Mujib had expected the worst for himself and Yahya had been planning on executing him after a military tribunal. Charges of treason were brought against Sheikh Mujib and A.K. Brohi served as his defense attorney. There was international concern regarding Mujib’s trial and Yahya himself was mindful of America’s attitude towards these issues. The Americans thought that if Mujib was executed, it would be impossible to reach a settlement where Pakistan could remain united. They were assured by Yahya that Mujib would not be killed. On the other hand, they tried to negotiate with the pro-American part of the government-in-exile (Karim, S.A., ‘Sheikh Mujib: Triumph and Tragedy’, UPL, revised edition, 2009, p.225-226). Meanwhile, India increased their support for the cause of Bangladesh’s independence.
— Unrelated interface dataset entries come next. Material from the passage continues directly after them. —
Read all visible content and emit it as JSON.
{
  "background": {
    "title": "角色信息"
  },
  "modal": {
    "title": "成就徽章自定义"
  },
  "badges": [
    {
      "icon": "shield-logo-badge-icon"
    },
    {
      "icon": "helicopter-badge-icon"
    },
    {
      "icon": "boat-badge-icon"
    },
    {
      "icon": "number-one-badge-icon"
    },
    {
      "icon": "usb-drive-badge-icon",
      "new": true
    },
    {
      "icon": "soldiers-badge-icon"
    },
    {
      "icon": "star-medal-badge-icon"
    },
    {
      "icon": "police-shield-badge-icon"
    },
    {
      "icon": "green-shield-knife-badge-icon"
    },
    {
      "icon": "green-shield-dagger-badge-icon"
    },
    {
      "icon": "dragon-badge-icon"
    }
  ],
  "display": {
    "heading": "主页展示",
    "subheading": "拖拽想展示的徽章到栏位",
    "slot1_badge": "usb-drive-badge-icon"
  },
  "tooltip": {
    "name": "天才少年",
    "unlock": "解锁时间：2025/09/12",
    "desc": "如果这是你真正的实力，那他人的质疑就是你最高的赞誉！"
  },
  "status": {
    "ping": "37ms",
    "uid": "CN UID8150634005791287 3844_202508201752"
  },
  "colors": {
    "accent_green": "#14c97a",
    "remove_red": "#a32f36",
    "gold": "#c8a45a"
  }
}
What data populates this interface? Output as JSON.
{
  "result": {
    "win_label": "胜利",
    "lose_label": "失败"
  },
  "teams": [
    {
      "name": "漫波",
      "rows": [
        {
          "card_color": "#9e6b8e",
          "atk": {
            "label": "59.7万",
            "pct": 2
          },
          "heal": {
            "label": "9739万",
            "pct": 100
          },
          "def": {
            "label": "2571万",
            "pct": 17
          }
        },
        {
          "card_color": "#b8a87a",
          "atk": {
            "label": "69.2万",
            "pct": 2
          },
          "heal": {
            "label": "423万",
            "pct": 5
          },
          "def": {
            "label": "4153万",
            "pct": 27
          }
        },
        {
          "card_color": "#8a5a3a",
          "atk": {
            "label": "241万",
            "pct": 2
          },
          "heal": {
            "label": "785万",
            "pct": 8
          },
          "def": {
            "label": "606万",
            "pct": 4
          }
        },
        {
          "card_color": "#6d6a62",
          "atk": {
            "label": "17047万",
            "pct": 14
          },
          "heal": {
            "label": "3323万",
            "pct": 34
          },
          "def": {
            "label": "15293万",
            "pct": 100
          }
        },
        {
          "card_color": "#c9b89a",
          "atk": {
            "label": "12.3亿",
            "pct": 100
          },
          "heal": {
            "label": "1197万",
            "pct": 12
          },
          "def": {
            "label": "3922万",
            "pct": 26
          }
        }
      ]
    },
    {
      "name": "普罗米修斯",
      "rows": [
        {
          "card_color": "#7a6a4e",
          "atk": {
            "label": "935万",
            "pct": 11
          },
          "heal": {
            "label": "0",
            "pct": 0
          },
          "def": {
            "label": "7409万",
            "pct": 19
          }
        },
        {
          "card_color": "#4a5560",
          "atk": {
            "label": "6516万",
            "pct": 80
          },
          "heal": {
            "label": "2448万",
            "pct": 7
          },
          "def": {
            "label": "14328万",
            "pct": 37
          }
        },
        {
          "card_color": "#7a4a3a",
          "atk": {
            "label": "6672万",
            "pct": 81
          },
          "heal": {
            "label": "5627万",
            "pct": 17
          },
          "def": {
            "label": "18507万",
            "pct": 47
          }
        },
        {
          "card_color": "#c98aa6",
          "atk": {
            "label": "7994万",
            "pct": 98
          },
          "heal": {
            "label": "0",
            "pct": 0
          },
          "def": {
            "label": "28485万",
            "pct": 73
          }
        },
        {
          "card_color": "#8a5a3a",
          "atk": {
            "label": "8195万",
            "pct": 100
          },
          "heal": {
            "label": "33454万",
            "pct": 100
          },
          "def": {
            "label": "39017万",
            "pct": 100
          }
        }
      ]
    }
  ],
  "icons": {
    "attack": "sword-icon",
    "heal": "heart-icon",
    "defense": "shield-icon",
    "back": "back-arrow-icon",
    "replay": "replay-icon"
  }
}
Indira Gandhi had issued a statement calling Yahya for Sheikh Mujib’s release and reaching a political solution (Reza, Mohammad Salim, ‘Bangabandhur Ekattorer Dingulee’, Pranjol Prokashoni, First Edition, 2020, p.180).
Syed Nazrul Islam, the Acting President of Mujibnagar government had also issued four conditions for settlement on July 6, 1971. These conditions were:
1) Sheikh Mujib’s unconditional release,
2) withdrawal of West Pakistani troops,
3) recognition of sovereign Bangladesh and
4) compensation for the losses suffered by Bangladeshis during the war (Muhith, A.M.A., ‘Bangladesh: Emergence of a Nation’, UPL, Second revised edition, 1992, p.302).
Yahya had told the US that if India forced Pakistan to take military action, Mujib would be the first to die. Mujib was found guilty by the military court and sentenced to death when India and Pakistan started a full-scale war (Karim, S.A., ‘Sheikh Mujib: Triumph and Tragedy’, UPL, revised edition, 2009, p.230).
Rehman Sobhan quoted Sheikh Mujib from the evening of 25th March: “Yahya thinks he can crush the movement by killing me. But he is mistaken. An independent Bangladesh will be built on my grave.” (Sobhan, Rehman, ‘Untranquil Recollections’, SAGE Publications, 2016, p.342). Indeed, Pakistan had to yield to the international diplomatic pressure exerted by Bangladesh and India with regards to the safety of Bangabandhu. Finally, he had to be released to return to his independent homeland on January 10, 1972, on a plane of the British Prime Minister which took off from London and touched briefly in Delhi. To Bangabandhu, this was a ‘journey from captivity to freedom’.
The author is Bangabandhu Chair Professor at Dhaka University and former Governor of Bangladesh Bank. He can be reached at [email protected]